Following guidelines set by the government that members of the public are required to wear face coverings in all shops from 24 July, a number of Loughborough students have been keeping busy by making their own.

Student Chloe Matthews – alongside her sister, Tilly – has been making face masks using a variety of patterns and materials since lockdown began.

Based in West Bridgford, the duo has already sold more than 2,000 masks in their local community and across the UK. The masks are handmade, washable cotton with elastic fastenings.

A sponsor from Manchester even bought the sisters a new industrial sewing machine so they could continue to make them.

Chloe said: “I've really enjoyed making face masks as I love helping the community out especially in these hard times, and I really just believe that if you can help others then you should do your bit to support people more vulnerable than yourself.”

Megan Dunne – who also studies Textiles – has made not only pleated face masks, but also masks which can help people who are deaf.

As her placement was cut short due to the pandemic, Megan started making headbands and ear savers for NHS staff and carers for free. From this, she started making pleated face coverings and after gaining some interest on Facebook began to expand the range to include clear sections too after doing some research.

The masks feature clear panels over the mouth area so people who are hard of hearing can lip read when someone is speaking and see facial expressions, helping them to maintain independence and making their lives significantly easier during the pandemic.  

Speaking about the masks, Megan commented: “There’s been some lovely feedback; I’ve had a message from a deaf lady who struggled to understand those who are wearing a mask and thanked me for making the clear option. I’ve also been told they can help people who have dementia too.

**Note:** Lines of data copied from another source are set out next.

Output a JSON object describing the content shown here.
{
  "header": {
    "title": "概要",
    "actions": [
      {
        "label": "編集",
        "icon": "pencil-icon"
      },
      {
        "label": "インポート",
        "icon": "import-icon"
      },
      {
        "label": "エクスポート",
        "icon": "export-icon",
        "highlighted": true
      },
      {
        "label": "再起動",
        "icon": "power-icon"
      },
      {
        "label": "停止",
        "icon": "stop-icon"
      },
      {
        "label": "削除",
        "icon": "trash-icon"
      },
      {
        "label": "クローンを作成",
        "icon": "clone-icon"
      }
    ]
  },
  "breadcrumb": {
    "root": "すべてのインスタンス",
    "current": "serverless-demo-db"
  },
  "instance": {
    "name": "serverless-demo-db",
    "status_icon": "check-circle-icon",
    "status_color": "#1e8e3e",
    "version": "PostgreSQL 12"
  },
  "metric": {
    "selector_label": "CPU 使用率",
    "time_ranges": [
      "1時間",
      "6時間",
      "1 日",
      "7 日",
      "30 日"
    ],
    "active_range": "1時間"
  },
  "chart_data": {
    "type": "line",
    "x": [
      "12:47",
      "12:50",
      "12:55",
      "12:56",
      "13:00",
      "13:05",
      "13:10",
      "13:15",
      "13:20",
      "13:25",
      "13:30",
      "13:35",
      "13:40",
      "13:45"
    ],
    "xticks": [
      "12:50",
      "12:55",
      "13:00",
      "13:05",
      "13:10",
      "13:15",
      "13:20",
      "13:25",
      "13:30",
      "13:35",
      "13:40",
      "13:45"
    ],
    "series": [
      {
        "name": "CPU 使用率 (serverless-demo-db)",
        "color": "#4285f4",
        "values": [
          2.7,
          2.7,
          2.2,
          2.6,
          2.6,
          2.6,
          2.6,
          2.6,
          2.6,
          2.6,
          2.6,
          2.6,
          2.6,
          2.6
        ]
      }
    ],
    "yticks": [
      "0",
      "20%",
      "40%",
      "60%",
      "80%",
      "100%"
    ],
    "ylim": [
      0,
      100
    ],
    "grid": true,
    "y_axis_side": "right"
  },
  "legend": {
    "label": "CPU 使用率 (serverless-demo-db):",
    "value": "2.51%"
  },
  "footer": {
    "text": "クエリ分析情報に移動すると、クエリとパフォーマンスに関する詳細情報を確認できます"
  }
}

“It’s a difficult time for everybody, so it’s nice to know I’m making items that can have a positive impact at this time.”